Hearing on S.975, the Community Character Act, and
S.1079, the Brownfield Site Redevelopment Assistance Act
Wednesday, March 6, 2002
Good Morning. I'd like to begin by thanking all of our witnesses for participating in today's hearing. I am really looking forward to listening to your testimonies.
Today's hearing stems from my long-term interest in helping our cities and towns become economically vibrant and culturally cohesive communities. One of the best ways to support these efforts is to provide our communities with growth planning and redevelopment tools.
I have been involved in "smart" growth efforts since the 1960s when I served as a Vermont State Senator and Attorney General of Vermont.
I am proud to have had a major role in drafting Vermont's development review plans that became Act 250, the first and most comprehensive state level growth management policy in the United States.
I have continued my activities with regard to "smart" growth during my tenure in both the House and Senate. In January 1999, I established the Senate Smart Growth Task Force, a bipartisan, multi-regional caucus. Twenty-three Senators currently participate in the Task Force. The overall goal of the Task Force is to determine how the Federal government can help states and localities address their own growth management issues.
Growth decisions should be made, ultimately, at the local level. However, the Federal government needs to continue assessing Federal policies that may interfere with local growth management.
For example, the National Interstate System has had a tremendous impact on local development patterns. Over the last ten years, we have brought substantial attention to this issue through the transportation planning process. We will address this issue in our upcoming hearing on Transportation and Smart Growth.
The Federal government also needs to provide communities with the necessary tools and resources to achieve local growth objectives. I believe that the two bills before us today help us make great strides in this direction.
With the recent enactment of the Small Business Liability Relief and Brownfields Revitalization Act, we have made great progress in addressing local liability and financial concerns.

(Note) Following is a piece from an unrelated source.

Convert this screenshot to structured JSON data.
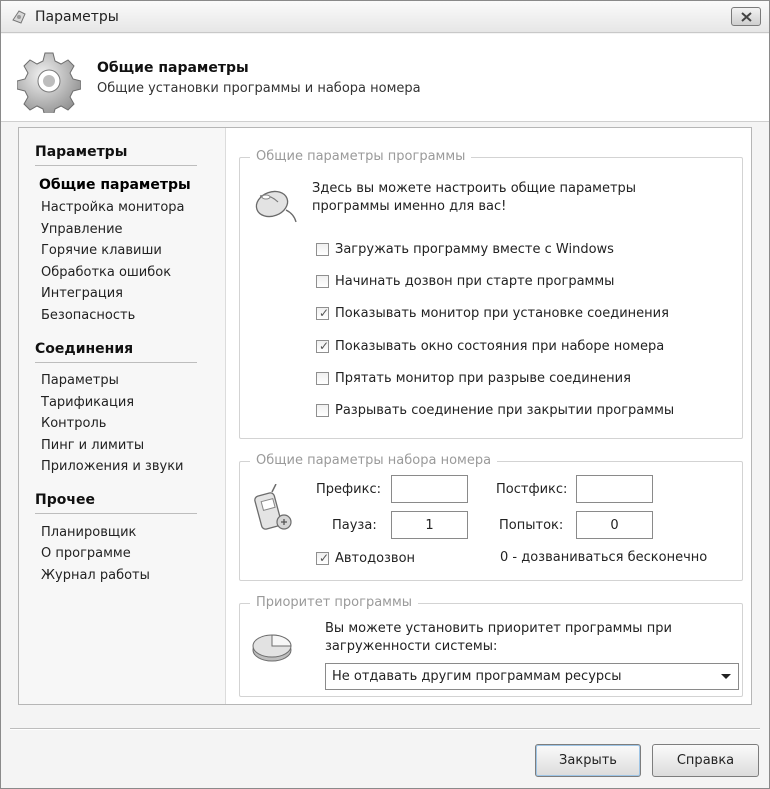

Through the Brownfield Site Redevelopment Assistance Act, we have an opportunity to complement these efforts. S.1079 will address that next step after assessment and cleanup; the step in which communities actually begin redeveloping the sites. The economic benefits are incredible. The U.S. Conference of Mayors estimates that brownfields redevelopment could generate more than 550,000 additional jobs and up to $2.4 billion in new tax revenues for cities.
The other bill we will discuss today is the Community Character Act. This bill presents another important opportunity to provide communities that wish to plan proactively with the resources to do so. This is especially important for my home state of Vermont. Rural communities frequently grapple with a lack of planning resources and expertise. I recently learned from our distinguished Vermont witness that only 39 percent of rural governments do comprehensive planning versus more than 70 percent of metropolitan governments. S. 975 provides the necessary resources to even out that ratio.
Finally, I am in the process of working on another "smart" growth legislative proposal. It will substantially improve decision-making capacity for local planners. The legislation will provide communities with the resources to access visualization, modeling, and other planning tools. I look forward to working with my EPW colleagues on this legislation.
Again, thank you all for being here today.